__Dataset records__.
┄┄┄┄┄┄┄┄┄┄
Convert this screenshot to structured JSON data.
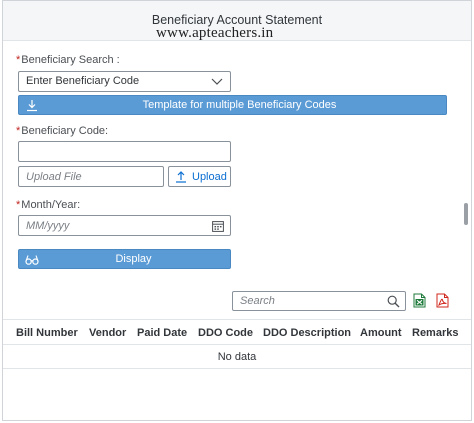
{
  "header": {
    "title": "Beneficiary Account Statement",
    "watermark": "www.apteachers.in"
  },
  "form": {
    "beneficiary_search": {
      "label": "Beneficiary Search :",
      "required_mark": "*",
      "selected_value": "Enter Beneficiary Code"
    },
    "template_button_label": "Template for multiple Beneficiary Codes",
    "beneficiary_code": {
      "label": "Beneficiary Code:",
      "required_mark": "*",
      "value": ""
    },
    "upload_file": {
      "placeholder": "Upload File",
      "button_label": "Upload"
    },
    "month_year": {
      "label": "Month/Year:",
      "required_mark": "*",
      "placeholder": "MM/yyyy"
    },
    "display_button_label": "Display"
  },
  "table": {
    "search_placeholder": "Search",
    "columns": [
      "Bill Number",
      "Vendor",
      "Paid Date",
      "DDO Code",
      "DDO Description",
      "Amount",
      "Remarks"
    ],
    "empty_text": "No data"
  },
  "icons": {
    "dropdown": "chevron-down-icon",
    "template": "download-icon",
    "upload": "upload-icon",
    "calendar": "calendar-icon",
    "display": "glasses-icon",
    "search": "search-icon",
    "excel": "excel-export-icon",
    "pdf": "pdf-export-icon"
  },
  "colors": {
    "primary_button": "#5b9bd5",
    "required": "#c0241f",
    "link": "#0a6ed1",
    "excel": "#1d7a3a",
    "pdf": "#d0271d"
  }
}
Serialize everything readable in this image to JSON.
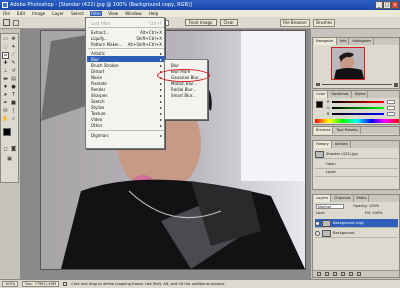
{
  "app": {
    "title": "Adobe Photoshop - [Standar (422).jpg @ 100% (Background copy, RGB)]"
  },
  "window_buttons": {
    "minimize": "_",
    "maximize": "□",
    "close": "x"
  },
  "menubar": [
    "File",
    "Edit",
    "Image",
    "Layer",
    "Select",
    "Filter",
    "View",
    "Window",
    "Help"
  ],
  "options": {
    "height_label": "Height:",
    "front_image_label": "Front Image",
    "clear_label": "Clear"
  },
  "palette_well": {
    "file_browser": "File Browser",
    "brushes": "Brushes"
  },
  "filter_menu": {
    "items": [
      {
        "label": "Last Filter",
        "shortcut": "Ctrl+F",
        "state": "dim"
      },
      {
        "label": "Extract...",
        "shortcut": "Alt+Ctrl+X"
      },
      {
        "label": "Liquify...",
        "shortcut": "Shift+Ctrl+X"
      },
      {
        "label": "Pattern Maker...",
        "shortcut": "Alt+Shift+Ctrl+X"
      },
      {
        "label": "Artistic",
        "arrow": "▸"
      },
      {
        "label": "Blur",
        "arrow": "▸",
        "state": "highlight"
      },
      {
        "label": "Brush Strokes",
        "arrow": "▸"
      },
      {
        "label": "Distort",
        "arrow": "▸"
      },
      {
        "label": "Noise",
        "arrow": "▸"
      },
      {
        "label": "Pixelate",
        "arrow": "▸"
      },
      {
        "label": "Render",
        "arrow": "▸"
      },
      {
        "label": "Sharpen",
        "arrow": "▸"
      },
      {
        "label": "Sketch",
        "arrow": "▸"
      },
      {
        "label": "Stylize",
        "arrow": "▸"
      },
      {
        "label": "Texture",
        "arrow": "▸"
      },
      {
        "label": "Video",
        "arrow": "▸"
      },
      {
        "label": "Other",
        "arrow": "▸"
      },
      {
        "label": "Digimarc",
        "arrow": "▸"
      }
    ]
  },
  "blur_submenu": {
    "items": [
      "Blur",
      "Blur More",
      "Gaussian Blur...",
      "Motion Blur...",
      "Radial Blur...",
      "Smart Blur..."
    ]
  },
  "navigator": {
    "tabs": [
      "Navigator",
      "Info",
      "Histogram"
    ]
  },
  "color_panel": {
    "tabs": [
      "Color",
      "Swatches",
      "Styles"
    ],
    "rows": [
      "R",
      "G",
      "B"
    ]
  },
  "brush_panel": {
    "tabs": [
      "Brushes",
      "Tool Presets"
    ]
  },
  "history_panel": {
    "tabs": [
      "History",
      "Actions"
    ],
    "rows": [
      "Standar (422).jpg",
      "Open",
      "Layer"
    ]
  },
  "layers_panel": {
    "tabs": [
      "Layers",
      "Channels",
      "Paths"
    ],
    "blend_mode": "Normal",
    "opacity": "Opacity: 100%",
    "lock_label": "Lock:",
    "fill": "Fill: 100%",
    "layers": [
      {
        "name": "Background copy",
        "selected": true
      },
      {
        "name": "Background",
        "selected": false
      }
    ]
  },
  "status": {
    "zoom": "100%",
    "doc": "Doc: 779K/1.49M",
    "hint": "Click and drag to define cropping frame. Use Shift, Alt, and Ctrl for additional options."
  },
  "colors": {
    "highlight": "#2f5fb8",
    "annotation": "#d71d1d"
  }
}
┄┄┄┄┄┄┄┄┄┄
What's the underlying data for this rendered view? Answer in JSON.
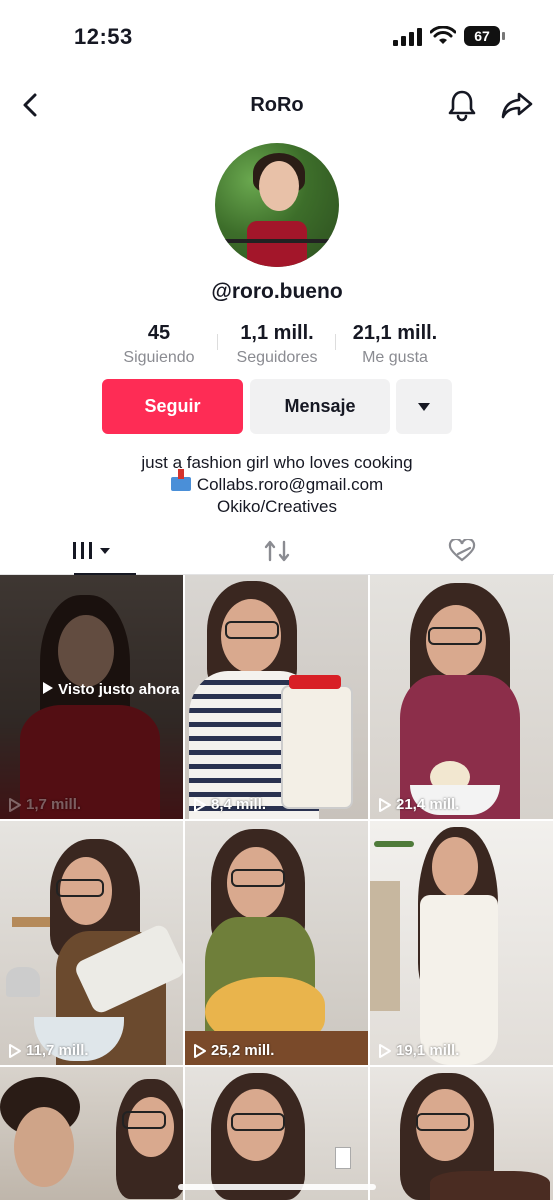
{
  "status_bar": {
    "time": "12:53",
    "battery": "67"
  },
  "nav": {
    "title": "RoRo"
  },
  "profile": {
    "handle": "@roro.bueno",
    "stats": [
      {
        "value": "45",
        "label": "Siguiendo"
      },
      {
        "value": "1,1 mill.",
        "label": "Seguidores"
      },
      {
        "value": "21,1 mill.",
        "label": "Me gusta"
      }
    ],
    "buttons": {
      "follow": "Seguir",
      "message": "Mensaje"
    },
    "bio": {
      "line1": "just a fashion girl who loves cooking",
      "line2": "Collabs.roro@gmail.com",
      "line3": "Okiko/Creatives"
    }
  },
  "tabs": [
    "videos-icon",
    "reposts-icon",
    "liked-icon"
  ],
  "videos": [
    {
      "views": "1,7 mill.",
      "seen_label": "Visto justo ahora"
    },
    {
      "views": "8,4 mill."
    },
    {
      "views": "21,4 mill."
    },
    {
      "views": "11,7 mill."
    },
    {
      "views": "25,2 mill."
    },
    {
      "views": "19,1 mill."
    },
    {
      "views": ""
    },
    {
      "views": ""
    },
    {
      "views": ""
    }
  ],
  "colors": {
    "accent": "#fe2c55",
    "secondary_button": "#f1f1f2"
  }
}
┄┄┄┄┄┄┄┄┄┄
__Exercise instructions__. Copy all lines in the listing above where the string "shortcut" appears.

__Written reply__.
        "shortcut": "Ctrl+F",
        "shortcut": "Alt+Ctrl+X"
        "shortcut": "Shift+Ctrl+X"
        "shortcut": "Alt+Shift+Ctrl+X"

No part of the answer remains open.